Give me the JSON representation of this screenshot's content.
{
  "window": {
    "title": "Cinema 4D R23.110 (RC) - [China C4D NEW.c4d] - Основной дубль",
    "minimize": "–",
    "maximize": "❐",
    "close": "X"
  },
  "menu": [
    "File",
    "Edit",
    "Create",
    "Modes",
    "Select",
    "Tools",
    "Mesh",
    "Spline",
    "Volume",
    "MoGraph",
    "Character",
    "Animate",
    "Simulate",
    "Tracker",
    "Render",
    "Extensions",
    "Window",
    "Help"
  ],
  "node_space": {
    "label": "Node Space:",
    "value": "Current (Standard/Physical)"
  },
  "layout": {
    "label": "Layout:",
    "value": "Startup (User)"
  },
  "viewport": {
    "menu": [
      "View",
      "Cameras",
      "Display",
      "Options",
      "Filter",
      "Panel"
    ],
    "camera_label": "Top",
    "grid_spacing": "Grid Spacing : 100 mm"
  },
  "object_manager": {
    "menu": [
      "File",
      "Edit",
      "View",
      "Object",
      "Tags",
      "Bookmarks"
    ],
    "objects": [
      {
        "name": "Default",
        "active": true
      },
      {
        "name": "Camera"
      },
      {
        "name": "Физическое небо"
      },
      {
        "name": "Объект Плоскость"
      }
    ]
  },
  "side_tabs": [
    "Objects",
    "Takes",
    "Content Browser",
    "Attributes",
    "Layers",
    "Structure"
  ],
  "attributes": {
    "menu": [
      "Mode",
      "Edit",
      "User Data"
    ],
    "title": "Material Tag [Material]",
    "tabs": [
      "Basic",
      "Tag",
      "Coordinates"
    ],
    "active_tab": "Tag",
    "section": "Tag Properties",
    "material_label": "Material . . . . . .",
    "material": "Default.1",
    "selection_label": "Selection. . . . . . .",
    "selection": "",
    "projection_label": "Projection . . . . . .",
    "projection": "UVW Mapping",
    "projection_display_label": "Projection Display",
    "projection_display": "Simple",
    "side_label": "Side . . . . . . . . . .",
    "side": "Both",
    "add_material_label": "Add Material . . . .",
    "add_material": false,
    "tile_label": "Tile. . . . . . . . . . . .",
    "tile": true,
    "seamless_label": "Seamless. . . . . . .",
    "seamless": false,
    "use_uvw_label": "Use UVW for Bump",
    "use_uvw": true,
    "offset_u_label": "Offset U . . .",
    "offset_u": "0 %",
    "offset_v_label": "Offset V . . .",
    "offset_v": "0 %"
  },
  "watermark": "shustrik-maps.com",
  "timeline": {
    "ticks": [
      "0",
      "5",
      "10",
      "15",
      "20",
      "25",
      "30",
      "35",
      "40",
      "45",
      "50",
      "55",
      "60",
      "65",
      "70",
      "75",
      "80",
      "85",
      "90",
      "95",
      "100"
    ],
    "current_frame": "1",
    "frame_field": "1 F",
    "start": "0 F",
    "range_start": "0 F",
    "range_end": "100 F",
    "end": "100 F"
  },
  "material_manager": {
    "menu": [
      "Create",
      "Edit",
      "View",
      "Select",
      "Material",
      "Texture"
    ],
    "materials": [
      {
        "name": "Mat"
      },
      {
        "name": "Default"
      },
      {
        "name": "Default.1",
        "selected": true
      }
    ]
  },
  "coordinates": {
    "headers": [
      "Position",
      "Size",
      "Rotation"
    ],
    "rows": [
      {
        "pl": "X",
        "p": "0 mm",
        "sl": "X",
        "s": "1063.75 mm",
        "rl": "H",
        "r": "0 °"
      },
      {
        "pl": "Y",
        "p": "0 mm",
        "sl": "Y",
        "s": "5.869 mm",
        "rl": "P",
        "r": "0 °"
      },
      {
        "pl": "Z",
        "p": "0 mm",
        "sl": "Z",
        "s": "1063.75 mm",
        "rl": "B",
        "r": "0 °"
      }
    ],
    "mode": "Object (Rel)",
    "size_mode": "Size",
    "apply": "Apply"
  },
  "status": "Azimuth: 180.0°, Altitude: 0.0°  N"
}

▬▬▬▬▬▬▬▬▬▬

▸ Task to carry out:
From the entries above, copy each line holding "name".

▸ Result below:
        "name": "Default",
        "name": "Camera"
        "name": "Физическое небо"
        "name": "Объект Плоскость"
        "name": "Mat"
        "name": "Default"
        "name": "Default.1",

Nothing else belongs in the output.